(Goal of the exercise)
Repeat every entry exactly as it stands. Omit the images.

(Data in this exercise)
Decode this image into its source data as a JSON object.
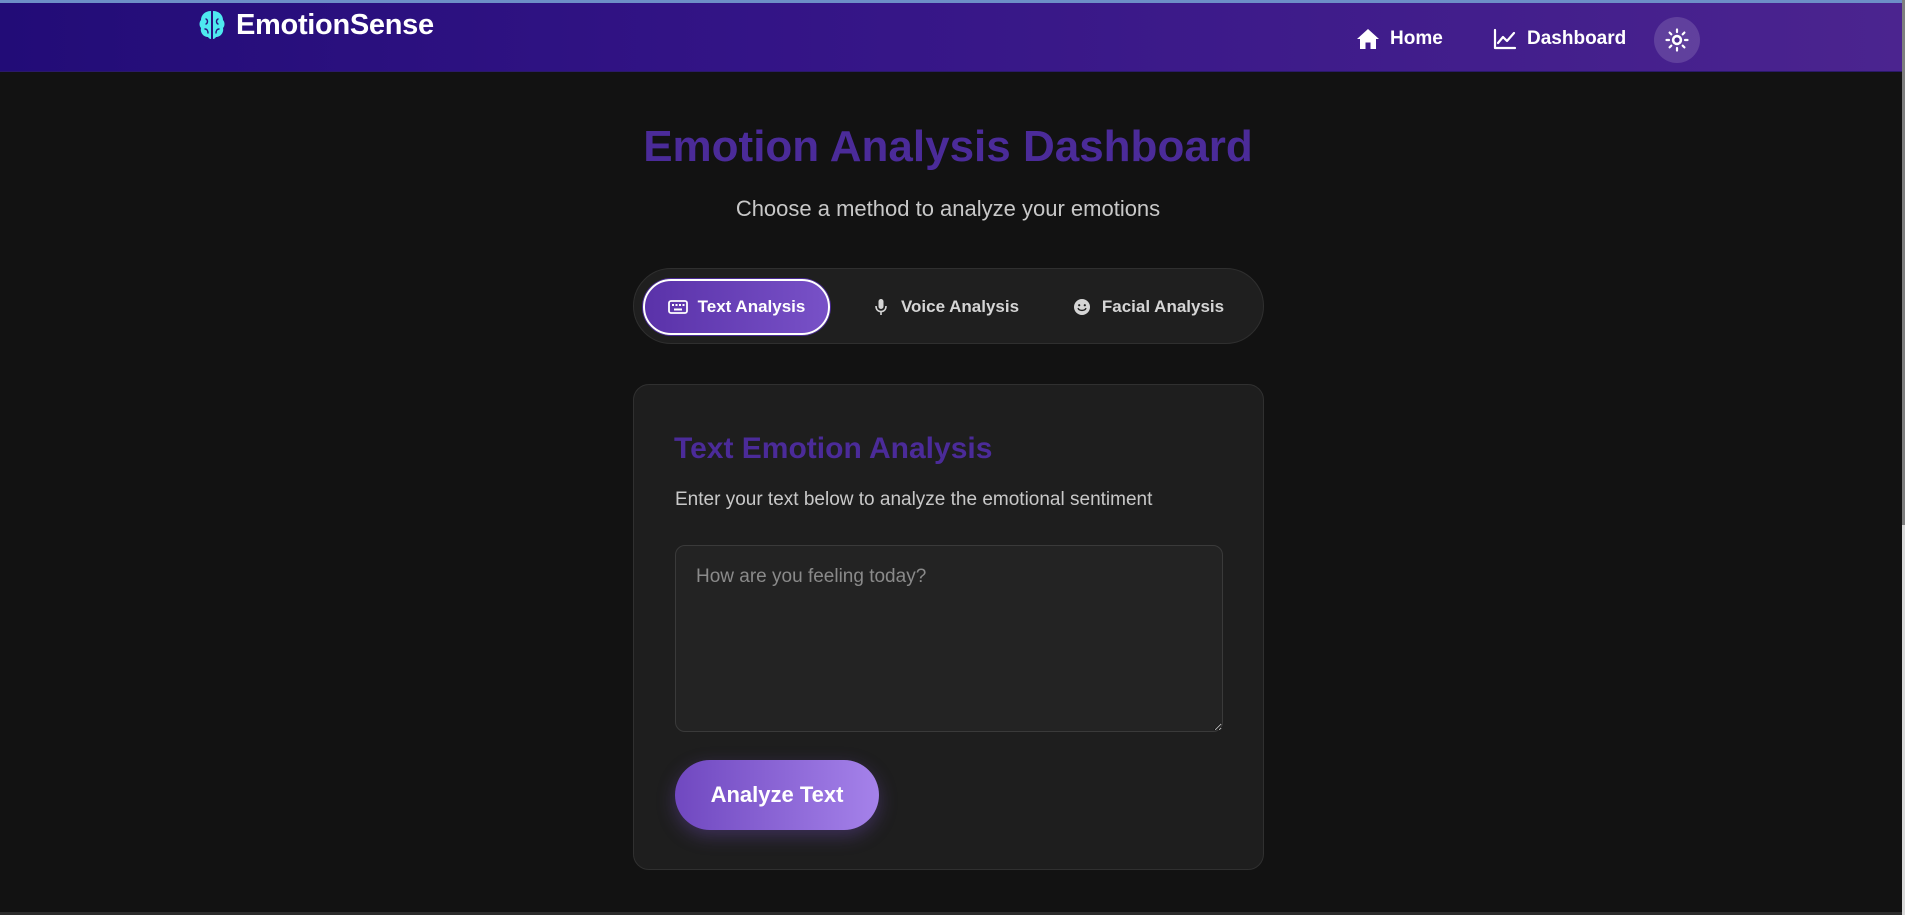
{
  "brand": {
    "name": "EmotionSense",
    "icon": "brain-icon"
  },
  "nav": {
    "items": [
      {
        "label": "Home",
        "icon": "home-icon"
      },
      {
        "label": "Dashboard",
        "icon": "chart-line-icon"
      }
    ],
    "theme_toggle_icon": "sun-icon"
  },
  "page": {
    "title": "Emotion Analysis Dashboard",
    "subtitle": "Choose a method to analyze your emotions"
  },
  "tabs": [
    {
      "label": "Text Analysis",
      "icon": "keyboard-icon",
      "active": true
    },
    {
      "label": "Voice Analysis",
      "icon": "microphone-icon",
      "active": false
    },
    {
      "label": "Facial Analysis",
      "icon": "smile-icon",
      "active": false
    }
  ],
  "card": {
    "title": "Text Emotion Analysis",
    "description": "Enter your text below to analyze the emotional sentiment",
    "input_placeholder": "How are you feeling today?",
    "input_value": "",
    "button_label": "Analyze Text"
  },
  "colors": {
    "header_start": "#220c77",
    "header_end": "#4b248f",
    "accent": "#4b2b99",
    "button_gradient_start": "#7048c0",
    "button_gradient_end": "#a582ea",
    "background": "#121212",
    "brand_icon": "#4ee8f0"
  }
}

(Written response)
Decode this image into its source data as a JSON object.
{
  "brand": {
    "name": "EmotionSense",
    "icon": "brain-icon"
  },
  "nav": {
    "items": [
      {
        "label": "Home",
        "icon": "home-icon"
      },
      {
        "label": "Dashboard",
        "icon": "chart-line-icon"
      }
    ],
    "theme_toggle_icon": "sun-icon"
  },
  "page": {
    "title": "Emotion Analysis Dashboard",
    "subtitle": "Choose a method to analyze your emotions"
  },
  "tabs": [
    {
      "label": "Text Analysis",
      "icon": "keyboard-icon",
      "active": true
    },
    {
      "label": "Voice Analysis",
      "icon": "microphone-icon",
      "active": false
    },
    {
      "label": "Facial Analysis",
      "icon": "smile-icon",
      "active": false
    }
  ],
  "card": {
    "title": "Text Emotion Analysis",
    "description": "Enter your text below to analyze the emotional sentiment",
    "input_placeholder": "How are you feeling today?",
    "input_value": "",
    "button_label": "Analyze Text"
  },
  "colors": {
    "header_start": "#220c77",
    "header_end": "#4b248f",
    "accent": "#4b2b99",
    "button_gradient_start": "#7048c0",
    "button_gradient_end": "#a582ea",
    "background": "#121212",
    "brand_icon": "#4ee8f0"
  }
}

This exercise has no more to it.